Passive aggression, defined, is behavior characterized by indirect resistance to the demands of others, and an avoidance of direct confrontation. Both of which are much more easily done via email than through other forms of communication. Got an email from a boss or peer that rubs you the wrong way? You can delay response, or ignore the email altogether. Or you can always type back a terse, snarky reply, which, if ever called out on it, can be defended with a simple, “Oh, I’m sorry, you must have misunderstood.”
Of course, we don’t recommend these communication tactics. “Hostility without getting caught,” as they refer to it in the podcast, is no way to strengthen interoffice relations. It causes an unspoken undercurrent of dissension among colleagues, which can often leach into relationships with clients and customers, which is far more detrimental to the organization.
Email is a very easy, convenient way to communicate. Email is also a very easy way to veil animosity toward a colleague (see the “over-politeness” example in the audio). It’s also very easy for an email with no intended animosity to be taken the wrong way. So, we do walk a fine line every time we hit “Send.” If you are ever in doubt over whether your email’s meaning may be misconstrued, consider turning that email into a phone call or a quick face-to-face.
Are we getting more passive aggressive through so much email use? Yes, but it’s an easy fix.

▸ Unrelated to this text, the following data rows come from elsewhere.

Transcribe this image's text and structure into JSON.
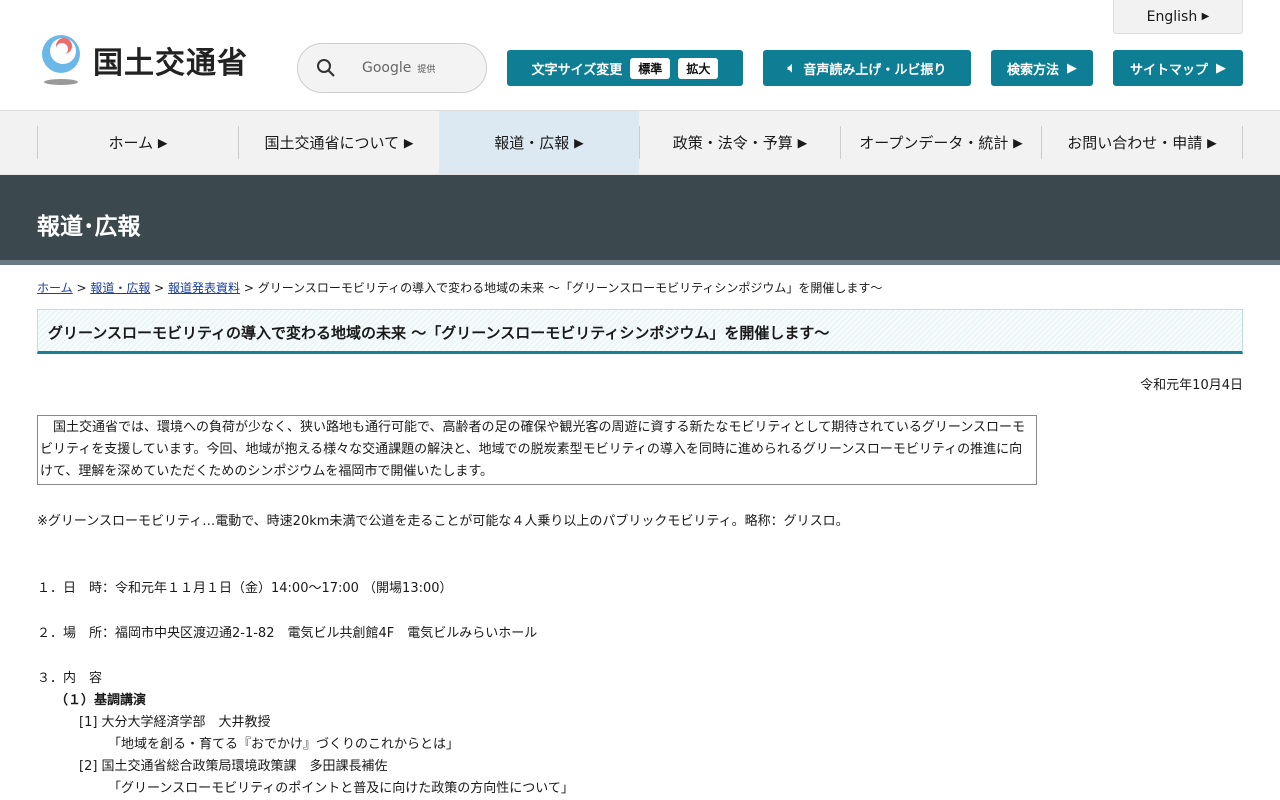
{
  "header": {
    "logo_text": "国土交通省",
    "search_brand": "Google",
    "search_provided": "提供",
    "font_size_label": "文字サイズ変更",
    "font_standard": "標準",
    "font_large": "拡大",
    "speech": "音声読み上げ・ルビ振り",
    "search_method": "検索方法",
    "sitemap": "サイトマップ",
    "english": "English"
  },
  "nav": [
    "ホーム",
    "国土交通省について",
    "報道・広報",
    "政策・法令・予算",
    "オープンデータ・統計",
    "お問い合わせ・申請"
  ],
  "banner": "報道･広報",
  "breadcrumb": {
    "items": [
      "ホーム",
      "報道・広報",
      "報道発表資料"
    ],
    "current": "グリーンスローモビリティの導入で変わる地域の未来 ～「グリーンスローモビリティシンポジウム」を開催します～"
  },
  "title": "グリーンスローモビリティの導入で変わる地域の未来 ～「グリーンスローモビリティシンポジウム」を開催します～",
  "date": "令和元年10月4日",
  "intro": "　国土交通省では、環境への負荷が少なく、狭い路地も通行可能で、高齢者の足の確保や観光客の周遊に資する新たなモビリティとして期待されているグリーンスローモビリティを支援しています。今回、地域が抱える様々な交通課題の解決と、地域での脱炭素型モビリティの導入を同時に進められるグリーンスローモビリティの推進に向けて、理解を深めていただくためのシンポジウムを福岡市で開催いたします。",
  "note": "※グリーンスローモビリティ…電動で、時速20km未満で公道を走ることが可能な４人乗り以上のパブリックモビリティ。略称：グリスロ。",
  "items": {
    "date": "１．日　時：令和元年１１月１日（金）14:00～17:00 （開場13:00）",
    "place": "２．場　所：福岡市中央区渡辺通2-1-82　電気ビル共創館4F　電気ビルみらいホール",
    "content": "３．内　容",
    "keynote": "（１）基調講演",
    "s1": "[1] 大分大学経済学部　大井教授",
    "s1t": "「地域を創る・育てる『おでかけ』づくりのこれからとは」",
    "s2": "[2] 国土交通省総合政策局環境政策課　多田課長補佐",
    "s2t": "「グリーンスローモビリティのポイントと普及に向けた政策の方向性について」"
  },
  "colors": {
    "accent": "#0e7e95",
    "banner": "#3b494f"
  }
}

If we check ourselves before writing the knee-jerk reply, mind our tone, and use clarity in our communication, it opens the door for much more amicable relationships at work.